This has become a far more major controversy because Poll is rated as England's best referee; he has represented us at the last two World Cups, and he would normally be in line to referee the Manchester United vs. Chelsea match later this month. What has to be questioned now, though, is whether Poll is in a position to make the tough decisions that he will be called upon to make in such a match.
He was unquestionably right to send McFadden off if he used the phrase of which he was accused. Yet such is the media storm that surrounds him (one, I might add, that may not be of his own making), that he may feel unable to make a similar decision in such a high-profile match - one, indeed, that the Premiership season may depend upon. And that is reason enough for him to be reassigned for the weekend. A referee should never be the centre of attention; he is there as an impartial arbiter rather than as a focal point of the entertainment. Yet if there is a borderline tackle in the penalty area, will he really be seen as unbiased, whichever way he gives the decision?
The answer, quite clearly, is no. If he gives the decision one way, he is biased against Chelsea. If he gives the decision the other way, he is overcompensating because of media attention. There cannot be sufficient confidence in his decisions to give him the match.
Pinkerton for President!
One of the more amusing aspects of the Sky News coverage of the midterm elections was the square-offs between their Republican and Democrat pundits. If ever you needed proof that the Daily Show's "Even Stephen" sketches were bang on the mark, this was it. The two pundits were so stereotypical as to be scarcely credible.
Particularly impressive was the sheer irrepressibility of Jim Pinkerton, the Republican. Every time there was a nanosecond's silence, Pinkerton would fill the void with an impressive, unhaltable rant, normally about the "tax raising Democrats". This had the amusing consequence of both pundits speaking faster and faster as the evening progressed. It's a good job for him that he was safely ensconsed in Washington, otherwise there may well have been a deputation from Oxford travelling to Heathrow to punch him in the face as a leaving present.
Particularly memorable was his comment on the Montana Senate race (I will paraphrase his argument slightly). "Well, our candidate may be known to have taken bungs and hang around with a known crook, liar, and cheat, but the Democrat wants to raise taxes!"

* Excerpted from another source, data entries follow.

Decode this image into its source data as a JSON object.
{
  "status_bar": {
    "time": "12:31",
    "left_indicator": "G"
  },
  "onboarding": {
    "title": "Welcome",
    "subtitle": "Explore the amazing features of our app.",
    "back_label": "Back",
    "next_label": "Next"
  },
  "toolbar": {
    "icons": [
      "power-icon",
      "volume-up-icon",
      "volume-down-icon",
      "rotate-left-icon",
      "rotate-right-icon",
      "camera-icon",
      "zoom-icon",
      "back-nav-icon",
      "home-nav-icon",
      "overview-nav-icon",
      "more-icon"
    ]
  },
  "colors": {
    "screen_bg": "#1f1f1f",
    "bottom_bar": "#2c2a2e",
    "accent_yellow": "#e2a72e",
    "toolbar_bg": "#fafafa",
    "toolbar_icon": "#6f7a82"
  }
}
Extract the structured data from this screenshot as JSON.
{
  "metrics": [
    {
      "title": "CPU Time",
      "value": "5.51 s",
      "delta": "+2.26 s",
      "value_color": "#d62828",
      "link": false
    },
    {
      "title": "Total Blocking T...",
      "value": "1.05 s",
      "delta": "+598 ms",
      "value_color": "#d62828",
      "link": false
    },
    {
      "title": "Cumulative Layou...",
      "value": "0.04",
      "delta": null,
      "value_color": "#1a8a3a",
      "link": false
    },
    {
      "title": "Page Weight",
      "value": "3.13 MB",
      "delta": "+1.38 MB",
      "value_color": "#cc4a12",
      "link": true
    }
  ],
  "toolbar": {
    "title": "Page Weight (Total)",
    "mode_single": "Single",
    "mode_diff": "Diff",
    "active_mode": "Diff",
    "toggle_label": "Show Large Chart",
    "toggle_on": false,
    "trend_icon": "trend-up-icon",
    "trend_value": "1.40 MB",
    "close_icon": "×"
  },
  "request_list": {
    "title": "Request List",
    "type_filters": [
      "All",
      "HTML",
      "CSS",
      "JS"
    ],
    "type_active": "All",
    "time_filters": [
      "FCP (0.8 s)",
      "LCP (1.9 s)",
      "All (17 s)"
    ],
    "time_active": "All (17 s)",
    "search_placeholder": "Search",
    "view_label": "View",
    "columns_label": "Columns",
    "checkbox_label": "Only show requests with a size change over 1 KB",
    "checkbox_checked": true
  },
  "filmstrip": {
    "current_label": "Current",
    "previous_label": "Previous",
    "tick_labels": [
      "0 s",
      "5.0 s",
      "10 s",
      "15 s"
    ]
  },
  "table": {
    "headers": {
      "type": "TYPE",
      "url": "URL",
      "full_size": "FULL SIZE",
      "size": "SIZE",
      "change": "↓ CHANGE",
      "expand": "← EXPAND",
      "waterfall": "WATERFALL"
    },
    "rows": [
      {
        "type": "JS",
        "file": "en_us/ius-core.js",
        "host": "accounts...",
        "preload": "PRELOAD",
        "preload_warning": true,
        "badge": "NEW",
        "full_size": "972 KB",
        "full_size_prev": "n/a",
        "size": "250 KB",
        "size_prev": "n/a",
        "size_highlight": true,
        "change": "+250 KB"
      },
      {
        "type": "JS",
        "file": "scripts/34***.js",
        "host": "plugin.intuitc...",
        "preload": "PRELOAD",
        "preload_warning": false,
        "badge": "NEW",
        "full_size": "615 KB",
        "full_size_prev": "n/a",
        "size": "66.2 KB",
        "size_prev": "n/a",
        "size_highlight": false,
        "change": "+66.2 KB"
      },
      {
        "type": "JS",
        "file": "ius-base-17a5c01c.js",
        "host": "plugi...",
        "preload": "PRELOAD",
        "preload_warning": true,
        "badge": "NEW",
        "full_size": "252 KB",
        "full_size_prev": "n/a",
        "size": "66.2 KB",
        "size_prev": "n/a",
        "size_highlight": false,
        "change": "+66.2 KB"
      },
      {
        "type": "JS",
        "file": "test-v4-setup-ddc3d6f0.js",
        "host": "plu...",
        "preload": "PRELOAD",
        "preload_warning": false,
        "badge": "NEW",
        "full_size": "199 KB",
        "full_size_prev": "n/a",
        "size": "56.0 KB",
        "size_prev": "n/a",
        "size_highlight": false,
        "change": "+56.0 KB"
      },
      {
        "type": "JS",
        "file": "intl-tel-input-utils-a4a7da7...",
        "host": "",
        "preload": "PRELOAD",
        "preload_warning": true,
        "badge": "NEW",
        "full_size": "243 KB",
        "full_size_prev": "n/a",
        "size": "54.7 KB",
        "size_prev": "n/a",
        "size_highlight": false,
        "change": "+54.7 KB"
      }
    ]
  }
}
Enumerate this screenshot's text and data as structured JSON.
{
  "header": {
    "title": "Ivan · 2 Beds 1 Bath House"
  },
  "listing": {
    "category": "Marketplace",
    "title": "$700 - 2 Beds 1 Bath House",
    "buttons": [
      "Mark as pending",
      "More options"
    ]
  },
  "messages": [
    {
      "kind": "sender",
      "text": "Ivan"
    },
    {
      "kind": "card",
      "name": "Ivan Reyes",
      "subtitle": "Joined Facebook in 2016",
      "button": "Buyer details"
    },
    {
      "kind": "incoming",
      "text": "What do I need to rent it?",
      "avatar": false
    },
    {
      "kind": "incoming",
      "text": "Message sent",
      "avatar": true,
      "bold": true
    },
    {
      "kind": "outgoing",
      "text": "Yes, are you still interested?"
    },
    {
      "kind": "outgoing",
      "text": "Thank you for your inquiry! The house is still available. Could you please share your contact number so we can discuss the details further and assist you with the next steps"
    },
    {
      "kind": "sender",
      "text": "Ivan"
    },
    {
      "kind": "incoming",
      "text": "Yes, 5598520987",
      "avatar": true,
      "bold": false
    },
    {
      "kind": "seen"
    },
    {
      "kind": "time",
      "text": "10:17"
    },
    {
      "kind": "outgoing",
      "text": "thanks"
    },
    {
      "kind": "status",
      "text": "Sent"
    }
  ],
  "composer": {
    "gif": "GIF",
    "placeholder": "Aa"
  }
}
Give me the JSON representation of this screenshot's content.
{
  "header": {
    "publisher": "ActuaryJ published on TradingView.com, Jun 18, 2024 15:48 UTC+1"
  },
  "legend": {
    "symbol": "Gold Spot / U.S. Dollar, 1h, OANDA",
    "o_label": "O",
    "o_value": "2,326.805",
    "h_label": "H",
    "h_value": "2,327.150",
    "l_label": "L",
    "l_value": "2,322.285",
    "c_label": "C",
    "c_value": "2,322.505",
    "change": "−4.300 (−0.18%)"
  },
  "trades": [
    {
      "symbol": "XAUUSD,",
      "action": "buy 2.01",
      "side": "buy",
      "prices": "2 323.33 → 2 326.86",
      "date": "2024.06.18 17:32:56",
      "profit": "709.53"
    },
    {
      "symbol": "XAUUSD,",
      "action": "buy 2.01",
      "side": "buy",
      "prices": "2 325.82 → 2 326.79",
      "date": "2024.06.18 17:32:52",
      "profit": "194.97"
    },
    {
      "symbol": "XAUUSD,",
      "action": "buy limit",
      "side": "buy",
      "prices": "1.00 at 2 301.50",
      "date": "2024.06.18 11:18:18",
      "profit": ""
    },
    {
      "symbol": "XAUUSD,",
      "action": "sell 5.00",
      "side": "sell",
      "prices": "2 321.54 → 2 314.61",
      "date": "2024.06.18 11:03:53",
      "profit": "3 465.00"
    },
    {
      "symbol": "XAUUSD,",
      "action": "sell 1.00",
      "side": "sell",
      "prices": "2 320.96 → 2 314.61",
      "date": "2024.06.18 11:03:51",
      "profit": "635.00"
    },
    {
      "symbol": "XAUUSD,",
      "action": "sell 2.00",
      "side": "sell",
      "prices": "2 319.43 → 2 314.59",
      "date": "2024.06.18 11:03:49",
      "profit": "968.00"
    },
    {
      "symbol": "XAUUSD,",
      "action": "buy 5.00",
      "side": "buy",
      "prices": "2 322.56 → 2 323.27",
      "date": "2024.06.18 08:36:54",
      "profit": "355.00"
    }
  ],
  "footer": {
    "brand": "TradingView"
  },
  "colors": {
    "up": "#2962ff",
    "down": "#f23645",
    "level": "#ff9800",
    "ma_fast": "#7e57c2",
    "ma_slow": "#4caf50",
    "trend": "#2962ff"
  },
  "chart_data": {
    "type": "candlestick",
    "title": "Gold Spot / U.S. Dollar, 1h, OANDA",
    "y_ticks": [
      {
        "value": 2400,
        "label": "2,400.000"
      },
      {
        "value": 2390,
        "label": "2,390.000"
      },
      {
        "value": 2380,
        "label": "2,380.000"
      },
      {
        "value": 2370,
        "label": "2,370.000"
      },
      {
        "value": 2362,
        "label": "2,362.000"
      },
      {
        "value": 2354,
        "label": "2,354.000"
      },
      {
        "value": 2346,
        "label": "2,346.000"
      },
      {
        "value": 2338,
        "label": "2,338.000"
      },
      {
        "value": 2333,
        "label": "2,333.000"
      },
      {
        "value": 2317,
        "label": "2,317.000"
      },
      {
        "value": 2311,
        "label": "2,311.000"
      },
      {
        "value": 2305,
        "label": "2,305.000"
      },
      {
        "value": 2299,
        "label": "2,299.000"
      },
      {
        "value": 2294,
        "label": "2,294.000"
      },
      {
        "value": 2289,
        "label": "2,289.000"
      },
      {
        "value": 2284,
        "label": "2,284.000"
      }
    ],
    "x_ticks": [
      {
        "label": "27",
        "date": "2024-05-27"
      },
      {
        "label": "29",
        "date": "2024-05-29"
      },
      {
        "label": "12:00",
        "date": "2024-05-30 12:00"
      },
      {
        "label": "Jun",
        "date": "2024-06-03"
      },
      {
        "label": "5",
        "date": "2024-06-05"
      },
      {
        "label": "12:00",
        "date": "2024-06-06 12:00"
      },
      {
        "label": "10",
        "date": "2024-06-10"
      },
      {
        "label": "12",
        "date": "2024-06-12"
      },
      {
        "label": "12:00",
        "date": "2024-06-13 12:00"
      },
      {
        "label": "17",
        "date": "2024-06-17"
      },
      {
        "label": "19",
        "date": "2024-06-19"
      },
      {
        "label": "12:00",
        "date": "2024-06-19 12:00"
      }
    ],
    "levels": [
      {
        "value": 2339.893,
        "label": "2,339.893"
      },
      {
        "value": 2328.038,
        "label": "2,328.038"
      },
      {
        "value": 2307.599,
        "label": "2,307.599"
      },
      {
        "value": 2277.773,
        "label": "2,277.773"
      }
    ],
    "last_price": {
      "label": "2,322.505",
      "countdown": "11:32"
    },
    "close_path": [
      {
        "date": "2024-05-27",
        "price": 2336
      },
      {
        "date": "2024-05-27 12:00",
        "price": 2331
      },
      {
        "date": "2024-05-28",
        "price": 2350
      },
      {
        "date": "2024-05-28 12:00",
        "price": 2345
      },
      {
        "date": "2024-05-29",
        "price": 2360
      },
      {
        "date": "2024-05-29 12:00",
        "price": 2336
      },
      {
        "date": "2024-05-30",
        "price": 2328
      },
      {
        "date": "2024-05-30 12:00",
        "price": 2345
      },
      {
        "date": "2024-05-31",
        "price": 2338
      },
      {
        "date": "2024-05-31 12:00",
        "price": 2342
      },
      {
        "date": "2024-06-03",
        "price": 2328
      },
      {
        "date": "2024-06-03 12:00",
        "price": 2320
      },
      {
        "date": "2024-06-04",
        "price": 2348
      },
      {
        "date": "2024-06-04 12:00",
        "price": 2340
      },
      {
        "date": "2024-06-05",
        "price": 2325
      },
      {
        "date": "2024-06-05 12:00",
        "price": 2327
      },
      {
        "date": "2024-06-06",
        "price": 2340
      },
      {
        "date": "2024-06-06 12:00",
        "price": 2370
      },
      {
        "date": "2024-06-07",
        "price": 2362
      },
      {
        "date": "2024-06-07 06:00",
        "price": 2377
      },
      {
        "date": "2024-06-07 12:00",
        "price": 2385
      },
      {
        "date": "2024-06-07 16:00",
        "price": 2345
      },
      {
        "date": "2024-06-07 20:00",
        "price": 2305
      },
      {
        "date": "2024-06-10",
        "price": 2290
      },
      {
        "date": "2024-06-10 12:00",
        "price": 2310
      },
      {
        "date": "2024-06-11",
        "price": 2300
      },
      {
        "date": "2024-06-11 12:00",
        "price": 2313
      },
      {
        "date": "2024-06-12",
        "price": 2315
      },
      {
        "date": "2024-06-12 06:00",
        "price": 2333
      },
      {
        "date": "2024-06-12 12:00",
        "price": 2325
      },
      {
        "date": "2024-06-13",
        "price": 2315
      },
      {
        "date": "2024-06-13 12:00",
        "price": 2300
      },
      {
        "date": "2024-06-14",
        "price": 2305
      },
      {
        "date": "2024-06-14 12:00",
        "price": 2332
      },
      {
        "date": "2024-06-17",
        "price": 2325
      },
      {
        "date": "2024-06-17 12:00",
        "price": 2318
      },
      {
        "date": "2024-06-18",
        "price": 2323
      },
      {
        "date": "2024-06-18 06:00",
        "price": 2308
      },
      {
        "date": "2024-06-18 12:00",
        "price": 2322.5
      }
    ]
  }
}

Anyway, I think it's now time to start a Jim Pinkerton Watch (with apologies to the Virtual Stoa's Tim Collins Watch). Any known sightings of your favourite Republican pundit, please let me know!